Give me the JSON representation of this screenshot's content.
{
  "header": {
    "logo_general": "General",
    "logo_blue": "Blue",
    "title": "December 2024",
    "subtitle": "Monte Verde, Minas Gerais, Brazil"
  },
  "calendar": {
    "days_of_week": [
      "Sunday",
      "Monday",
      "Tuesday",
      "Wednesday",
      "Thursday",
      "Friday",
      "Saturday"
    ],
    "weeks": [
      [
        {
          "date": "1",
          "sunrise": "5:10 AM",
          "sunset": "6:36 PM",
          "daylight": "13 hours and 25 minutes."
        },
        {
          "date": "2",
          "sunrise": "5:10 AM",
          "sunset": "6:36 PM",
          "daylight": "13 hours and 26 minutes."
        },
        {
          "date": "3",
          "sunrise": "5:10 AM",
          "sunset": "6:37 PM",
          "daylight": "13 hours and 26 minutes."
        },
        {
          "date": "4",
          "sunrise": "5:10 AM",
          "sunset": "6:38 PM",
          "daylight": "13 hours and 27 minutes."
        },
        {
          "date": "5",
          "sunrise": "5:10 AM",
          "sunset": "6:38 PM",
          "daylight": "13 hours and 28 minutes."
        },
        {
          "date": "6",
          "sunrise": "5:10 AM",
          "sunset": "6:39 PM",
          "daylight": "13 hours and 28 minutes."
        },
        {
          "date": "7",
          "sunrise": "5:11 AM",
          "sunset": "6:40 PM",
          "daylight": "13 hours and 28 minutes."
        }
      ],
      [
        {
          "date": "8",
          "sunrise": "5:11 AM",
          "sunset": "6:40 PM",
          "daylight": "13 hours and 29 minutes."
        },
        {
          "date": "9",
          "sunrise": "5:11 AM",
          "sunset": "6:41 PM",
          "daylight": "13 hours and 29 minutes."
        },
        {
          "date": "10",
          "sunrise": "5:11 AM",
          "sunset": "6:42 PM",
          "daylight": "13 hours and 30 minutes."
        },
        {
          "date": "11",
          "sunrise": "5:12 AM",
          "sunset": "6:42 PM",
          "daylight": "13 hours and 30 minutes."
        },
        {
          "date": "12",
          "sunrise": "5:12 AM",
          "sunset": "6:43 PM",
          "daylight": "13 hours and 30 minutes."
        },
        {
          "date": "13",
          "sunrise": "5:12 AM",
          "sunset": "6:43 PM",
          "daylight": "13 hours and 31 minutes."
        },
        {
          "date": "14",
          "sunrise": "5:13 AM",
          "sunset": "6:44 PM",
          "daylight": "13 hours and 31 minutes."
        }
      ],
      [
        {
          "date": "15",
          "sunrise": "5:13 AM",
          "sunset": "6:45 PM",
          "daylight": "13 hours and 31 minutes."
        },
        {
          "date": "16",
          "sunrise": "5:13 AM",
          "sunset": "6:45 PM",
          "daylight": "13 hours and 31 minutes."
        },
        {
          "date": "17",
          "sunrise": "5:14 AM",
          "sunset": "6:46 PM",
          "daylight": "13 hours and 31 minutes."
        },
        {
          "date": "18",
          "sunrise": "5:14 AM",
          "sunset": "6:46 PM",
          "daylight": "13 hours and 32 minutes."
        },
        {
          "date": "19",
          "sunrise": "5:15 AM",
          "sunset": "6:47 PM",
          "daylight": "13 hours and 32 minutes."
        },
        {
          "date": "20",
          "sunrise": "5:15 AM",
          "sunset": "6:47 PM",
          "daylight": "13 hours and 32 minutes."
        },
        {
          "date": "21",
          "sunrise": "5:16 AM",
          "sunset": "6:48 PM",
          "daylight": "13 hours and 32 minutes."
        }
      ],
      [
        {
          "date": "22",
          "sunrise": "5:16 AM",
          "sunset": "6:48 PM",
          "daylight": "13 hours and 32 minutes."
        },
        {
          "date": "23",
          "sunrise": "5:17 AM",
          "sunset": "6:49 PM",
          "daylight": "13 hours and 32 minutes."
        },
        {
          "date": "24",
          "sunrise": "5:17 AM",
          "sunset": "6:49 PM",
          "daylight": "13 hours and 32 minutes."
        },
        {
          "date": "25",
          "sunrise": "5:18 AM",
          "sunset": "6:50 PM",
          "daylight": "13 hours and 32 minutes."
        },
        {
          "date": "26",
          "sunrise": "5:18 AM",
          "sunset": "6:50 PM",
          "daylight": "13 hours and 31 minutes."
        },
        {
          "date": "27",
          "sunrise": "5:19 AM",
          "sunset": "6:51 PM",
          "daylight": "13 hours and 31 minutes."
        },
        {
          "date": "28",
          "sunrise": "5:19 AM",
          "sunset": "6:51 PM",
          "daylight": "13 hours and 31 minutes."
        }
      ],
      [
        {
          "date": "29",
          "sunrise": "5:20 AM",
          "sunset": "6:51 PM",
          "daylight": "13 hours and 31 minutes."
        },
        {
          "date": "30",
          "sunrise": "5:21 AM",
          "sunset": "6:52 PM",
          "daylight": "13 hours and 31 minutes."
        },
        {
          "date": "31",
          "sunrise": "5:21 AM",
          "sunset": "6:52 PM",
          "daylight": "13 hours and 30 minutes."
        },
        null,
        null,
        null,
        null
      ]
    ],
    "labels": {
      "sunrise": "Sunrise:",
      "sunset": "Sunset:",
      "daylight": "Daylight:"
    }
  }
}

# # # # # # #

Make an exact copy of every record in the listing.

Give me the JSON representation of this screenshot's content.
{
  "header": {
    "logo_general": "General",
    "logo_blue": "Blue",
    "title": "December 2024",
    "subtitle": "Monte Verde, Minas Gerais, Brazil"
  },
  "calendar": {
    "days_of_week": [
      "Sunday",
      "Monday",
      "Tuesday",
      "Wednesday",
      "Thursday",
      "Friday",
      "Saturday"
    ],
    "weeks": [
      [
        {
          "date": "1",
          "sunrise": "5:10 AM",
          "sunset": "6:36 PM",
          "daylight": "13 hours and 25 minutes."
        },
        {
          "date": "2",
          "sunrise": "5:10 AM",
          "sunset": "6:36 PM",
          "daylight": "13 hours and 26 minutes."
        },
        {
          "date": "3",
          "sunrise": "5:10 AM",
          "sunset": "6:37 PM",
          "daylight": "13 hours and 26 minutes."
        },
        {
          "date": "4",
          "sunrise": "5:10 AM",
          "sunset": "6:38 PM",
          "daylight": "13 hours and 27 minutes."
        },
        {
          "date": "5",
          "sunrise": "5:10 AM",
          "sunset": "6:38 PM",
          "daylight": "13 hours and 28 minutes."
        },
        {
          "date": "6",
          "sunrise": "5:10 AM",
          "sunset": "6:39 PM",
          "daylight": "13 hours and 28 minutes."
        },
        {
          "date": "7",
          "sunrise": "5:11 AM",
          "sunset": "6:40 PM",
          "daylight": "13 hours and 28 minutes."
        }
      ],
      [
        {
          "date": "8",
          "sunrise": "5:11 AM",
          "sunset": "6:40 PM",
          "daylight": "13 hours and 29 minutes."
        },
        {
          "date": "9",
          "sunrise": "5:11 AM",
          "sunset": "6:41 PM",
          "daylight": "13 hours and 29 minutes."
        },
        {
          "date": "10",
          "sunrise": "5:11 AM",
          "sunset": "6:42 PM",
          "daylight": "13 hours and 30 minutes."
        },
        {
          "date": "11",
          "sunrise": "5:12 AM",
          "sunset": "6:42 PM",
          "daylight": "13 hours and 30 minutes."
        },
        {
          "date": "12",
          "sunrise": "5:12 AM",
          "sunset": "6:43 PM",
          "daylight": "13 hours and 30 minutes."
        },
        {
          "date": "13",
          "sunrise": "5:12 AM",
          "sunset": "6:43 PM",
          "daylight": "13 hours and 31 minutes."
        },
        {
          "date": "14",
          "sunrise": "5:13 AM",
          "sunset": "6:44 PM",
          "daylight": "13 hours and 31 minutes."
        }
      ],
      [
        {
          "date": "15",
          "sunrise": "5:13 AM",
          "sunset": "6:45 PM",
          "daylight": "13 hours and 31 minutes."
        },
        {
          "date": "16",
          "sunrise": "5:13 AM",
          "sunset": "6:45 PM",
          "daylight": "13 hours and 31 minutes."
        },
        {
          "date": "17",
          "sunrise": "5:14 AM",
          "sunset": "6:46 PM",
          "daylight": "13 hours and 31 minutes."
        },
        {
          "date": "18",
          "sunrise": "5:14 AM",
          "sunset": "6:46 PM",
          "daylight": "13 hours and 32 minutes."
        },
        {
          "date": "19",
          "sunrise": "5:15 AM",
          "sunset": "6:47 PM",
          "daylight": "13 hours and 32 minutes."
        },
        {
          "date": "20",
          "sunrise": "5:15 AM",
          "sunset": "6:47 PM",
          "daylight": "13 hours and 32 minutes."
        },
        {
          "date": "21",
          "sunrise": "5:16 AM",
          "sunset": "6:48 PM",
          "daylight": "13 hours and 32 minutes."
        }
      ],
      [
        {
          "date": "22",
          "sunrise": "5:16 AM",
          "sunset": "6:48 PM",
          "daylight": "13 hours and 32 minutes."
        },
        {
          "date": "23",
          "sunrise": "5:17 AM",
          "sunset": "6:49 PM",
          "daylight": "13 hours and 32 minutes."
        },
        {
          "date": "24",
          "sunrise": "5:17 AM",
          "sunset": "6:49 PM",
          "daylight": "13 hours and 32 minutes."
        },
        {
          "date": "25",
          "sunrise": "5:18 AM",
          "sunset": "6:50 PM",
          "daylight": "13 hours and 32 minutes."
        },
        {
          "date": "26",
          "sunrise": "5:18 AM",
          "sunset": "6:50 PM",
          "daylight": "13 hours and 31 minutes."
        },
        {
          "date": "27",
          "sunrise": "5:19 AM",
          "sunset": "6:51 PM",
          "daylight": "13 hours and 31 minutes."
        },
        {
          "date": "28",
          "sunrise": "5:19 AM",
          "sunset": "6:51 PM",
          "daylight": "13 hours and 31 minutes."
        }
      ],
      [
        {
          "date": "29",
          "sunrise": "5:20 AM",
          "sunset": "6:51 PM",
          "daylight": "13 hours and 31 minutes."
        },
        {
          "date": "30",
          "sunrise": "5:21 AM",
          "sunset": "6:52 PM",
          "daylight": "13 hours and 31 minutes."
        },
        {
          "date": "31",
          "sunrise": "5:21 AM",
          "sunset": "6:52 PM",
          "daylight": "13 hours and 30 minutes."
        },
        null,
        null,
        null,
        null
      ]
    ],
    "labels": {
      "sunrise": "Sunrise:",
      "sunset": "Sunset:",
      "daylight": "Daylight:"
    }
  }
}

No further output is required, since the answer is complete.